Last Father’s Day I opened up a Hario 02 carafe, a Hario Buono kettle, a Hario v60 ceramic pourover cone, and v60 paper filters. One hundred of them, that’s how I know I hit that milestone. I finished my first bag of filters. The great cups didn’t start at day one and that was my fault mostly because I was reluctant to buy into the voodoo magic of third wave coffee.
My first pourovers were made using second wave coffee, much to the chagrin of Steffen. He told me the beans would be all the difference but I didn’t believe him, so I used whatever beans I had around the house (Starbucks Christmas blend most likely).
In the fall of last year I ran into a former student. Bobby Hernandez happened to be serving coffee, specialty coffee, at my kid’s school. He owns Recreational Coffee and it’s opening soon in downtown Long Beach. After getting over the shock of running into each other there, we really got down to discussing good coffee. We exchanged numbers and I really began to learn via text about the world of specialty coffee.
I’m truly blown away by the amount of effort and passion these guys and the vast majority of the specialty coffee world have for their product and their way of doing things. Many roasters take trips to countries where the coffees are grown, get to know the farmers, and then sometimes bring those farmers here to educate staff on the coffee and how to bring out the best in the bean. Bobby sold me my first bag of specialty coffee, Elida Washed from Portola Coffee Lab in Costa Mesa, CA. That was on my birthday this year and I haven’t looked back.
I really want to share so much about specialty coffee, and honestly, I’m having a hard time figuring out just where to get started.

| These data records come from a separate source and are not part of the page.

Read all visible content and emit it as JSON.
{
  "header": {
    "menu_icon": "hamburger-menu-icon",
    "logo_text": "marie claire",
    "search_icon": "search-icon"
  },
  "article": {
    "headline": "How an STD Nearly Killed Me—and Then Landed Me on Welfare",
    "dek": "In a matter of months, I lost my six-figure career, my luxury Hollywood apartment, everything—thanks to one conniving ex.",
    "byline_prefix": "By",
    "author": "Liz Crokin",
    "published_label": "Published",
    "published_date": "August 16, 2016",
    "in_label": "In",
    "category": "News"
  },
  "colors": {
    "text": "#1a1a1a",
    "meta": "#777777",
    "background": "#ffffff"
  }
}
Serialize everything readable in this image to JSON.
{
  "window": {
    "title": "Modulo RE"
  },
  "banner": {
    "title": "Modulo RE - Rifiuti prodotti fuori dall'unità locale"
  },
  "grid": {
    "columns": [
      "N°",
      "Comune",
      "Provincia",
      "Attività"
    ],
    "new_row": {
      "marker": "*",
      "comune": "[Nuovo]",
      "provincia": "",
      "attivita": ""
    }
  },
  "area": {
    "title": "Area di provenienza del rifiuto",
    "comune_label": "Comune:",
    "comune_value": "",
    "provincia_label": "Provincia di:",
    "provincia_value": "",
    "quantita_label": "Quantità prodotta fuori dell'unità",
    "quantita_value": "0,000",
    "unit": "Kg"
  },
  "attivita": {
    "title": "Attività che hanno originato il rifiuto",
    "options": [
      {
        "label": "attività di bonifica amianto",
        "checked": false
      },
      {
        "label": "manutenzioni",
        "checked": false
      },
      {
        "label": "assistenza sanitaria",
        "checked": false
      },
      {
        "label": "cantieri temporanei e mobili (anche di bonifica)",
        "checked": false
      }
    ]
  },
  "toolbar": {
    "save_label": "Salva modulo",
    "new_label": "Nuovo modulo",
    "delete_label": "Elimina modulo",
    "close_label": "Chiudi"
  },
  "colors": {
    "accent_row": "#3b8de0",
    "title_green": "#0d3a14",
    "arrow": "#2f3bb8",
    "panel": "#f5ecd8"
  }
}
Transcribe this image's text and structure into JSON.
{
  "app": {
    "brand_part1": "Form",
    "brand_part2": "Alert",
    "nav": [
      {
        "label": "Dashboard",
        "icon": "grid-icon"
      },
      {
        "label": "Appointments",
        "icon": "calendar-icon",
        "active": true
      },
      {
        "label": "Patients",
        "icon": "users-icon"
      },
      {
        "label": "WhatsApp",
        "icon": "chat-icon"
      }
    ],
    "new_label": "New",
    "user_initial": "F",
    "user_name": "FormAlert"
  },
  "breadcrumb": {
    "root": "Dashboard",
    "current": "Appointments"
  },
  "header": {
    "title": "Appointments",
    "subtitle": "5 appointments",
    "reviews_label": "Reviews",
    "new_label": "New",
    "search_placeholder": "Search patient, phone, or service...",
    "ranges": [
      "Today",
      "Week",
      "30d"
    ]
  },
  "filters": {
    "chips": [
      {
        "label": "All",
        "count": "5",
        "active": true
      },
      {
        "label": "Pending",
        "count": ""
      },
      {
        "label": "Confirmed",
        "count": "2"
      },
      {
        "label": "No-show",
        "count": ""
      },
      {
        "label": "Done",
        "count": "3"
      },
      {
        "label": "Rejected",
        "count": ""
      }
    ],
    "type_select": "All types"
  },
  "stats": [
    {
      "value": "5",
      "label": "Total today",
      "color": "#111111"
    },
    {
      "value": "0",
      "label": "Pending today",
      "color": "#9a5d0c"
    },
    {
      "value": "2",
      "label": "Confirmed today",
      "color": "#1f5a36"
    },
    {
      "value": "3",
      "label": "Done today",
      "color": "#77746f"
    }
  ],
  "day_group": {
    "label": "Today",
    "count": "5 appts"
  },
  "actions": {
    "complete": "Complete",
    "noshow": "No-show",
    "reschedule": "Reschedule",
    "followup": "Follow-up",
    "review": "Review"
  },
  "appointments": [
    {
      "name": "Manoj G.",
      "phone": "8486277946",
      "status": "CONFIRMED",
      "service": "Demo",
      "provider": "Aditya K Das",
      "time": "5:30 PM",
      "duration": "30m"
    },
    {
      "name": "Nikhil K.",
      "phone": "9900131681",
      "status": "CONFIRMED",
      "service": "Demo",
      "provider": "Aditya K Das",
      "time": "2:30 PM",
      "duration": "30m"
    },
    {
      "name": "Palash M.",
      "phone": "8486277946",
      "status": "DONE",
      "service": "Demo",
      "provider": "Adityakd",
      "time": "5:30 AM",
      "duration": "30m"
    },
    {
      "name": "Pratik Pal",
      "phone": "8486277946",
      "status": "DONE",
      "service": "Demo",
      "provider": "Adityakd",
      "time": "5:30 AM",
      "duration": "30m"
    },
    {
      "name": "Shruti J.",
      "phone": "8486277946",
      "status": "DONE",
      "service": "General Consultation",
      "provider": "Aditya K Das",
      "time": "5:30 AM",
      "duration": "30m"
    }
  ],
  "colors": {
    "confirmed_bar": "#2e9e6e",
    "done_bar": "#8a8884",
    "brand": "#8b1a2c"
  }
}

What would you like to know? How can I help? I’ll take some time over the next few weeks to address questions and further explore the topic.